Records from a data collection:
..............................

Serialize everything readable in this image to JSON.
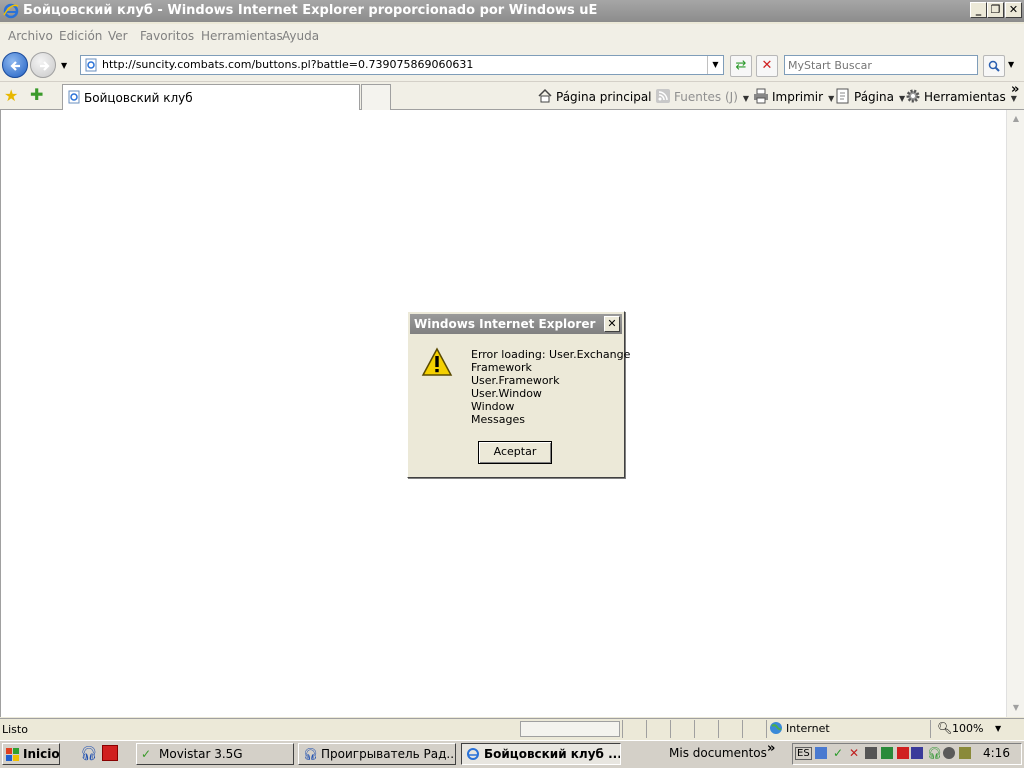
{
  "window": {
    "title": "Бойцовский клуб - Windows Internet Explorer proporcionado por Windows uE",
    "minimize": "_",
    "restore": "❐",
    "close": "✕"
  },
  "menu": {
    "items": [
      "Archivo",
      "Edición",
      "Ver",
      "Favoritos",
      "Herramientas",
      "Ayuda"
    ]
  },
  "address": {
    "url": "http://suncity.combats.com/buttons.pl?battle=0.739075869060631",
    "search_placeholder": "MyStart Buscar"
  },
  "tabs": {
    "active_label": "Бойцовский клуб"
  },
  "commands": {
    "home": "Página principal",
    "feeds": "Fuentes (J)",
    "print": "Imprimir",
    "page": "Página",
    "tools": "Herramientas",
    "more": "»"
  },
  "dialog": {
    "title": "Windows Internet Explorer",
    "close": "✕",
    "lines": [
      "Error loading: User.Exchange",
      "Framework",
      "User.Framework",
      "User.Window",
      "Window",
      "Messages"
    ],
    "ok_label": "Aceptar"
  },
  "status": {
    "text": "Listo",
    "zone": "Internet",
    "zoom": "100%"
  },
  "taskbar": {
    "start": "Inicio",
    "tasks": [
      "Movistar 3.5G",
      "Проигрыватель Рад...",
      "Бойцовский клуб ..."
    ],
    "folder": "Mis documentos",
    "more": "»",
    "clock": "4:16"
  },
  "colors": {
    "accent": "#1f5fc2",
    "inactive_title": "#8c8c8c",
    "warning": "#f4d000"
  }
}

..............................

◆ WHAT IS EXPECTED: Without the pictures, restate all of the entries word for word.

◆ WORKED SOLUTION:
Serialize everything readable in this image to JSON.
{
  "window": {
    "title": "Бойцовский клуб - Windows Internet Explorer proporcionado por Windows uE",
    "minimize": "_",
    "restore": "❐",
    "close": "✕"
  },
  "menu": {
    "items": [
      "Archivo",
      "Edición",
      "Ver",
      "Favoritos",
      "Herramientas",
      "Ayuda"
    ]
  },
  "address": {
    "url": "http://suncity.combats.com/buttons.pl?battle=0.739075869060631",
    "search_placeholder": "MyStart Buscar"
  },
  "tabs": {
    "active_label": "Бойцовский клуб"
  },
  "commands": {
    "home": "Página principal",
    "feeds": "Fuentes (J)",
    "print": "Imprimir",
    "page": "Página",
    "tools": "Herramientas",
    "more": "»"
  },
  "dialog": {
    "title": "Windows Internet Explorer",
    "close": "✕",
    "lines": [
      "Error loading: User.Exchange",
      "Framework",
      "User.Framework",
      "User.Window",
      "Window",
      "Messages"
    ],
    "ok_label": "Aceptar"
  },
  "status": {
    "text": "Listo",
    "zone": "Internet",
    "zoom": "100%"
  },
  "taskbar": {
    "start": "Inicio",
    "tasks": [
      "Movistar 3.5G",
      "Проигрыватель Рад...",
      "Бойцовский клуб ..."
    ],
    "folder": "Mis documentos",
    "more": "»",
    "clock": "4:16"
  },
  "colors": {
    "accent": "#1f5fc2",
    "inactive_title": "#8c8c8c",
    "warning": "#f4d000"
  }
}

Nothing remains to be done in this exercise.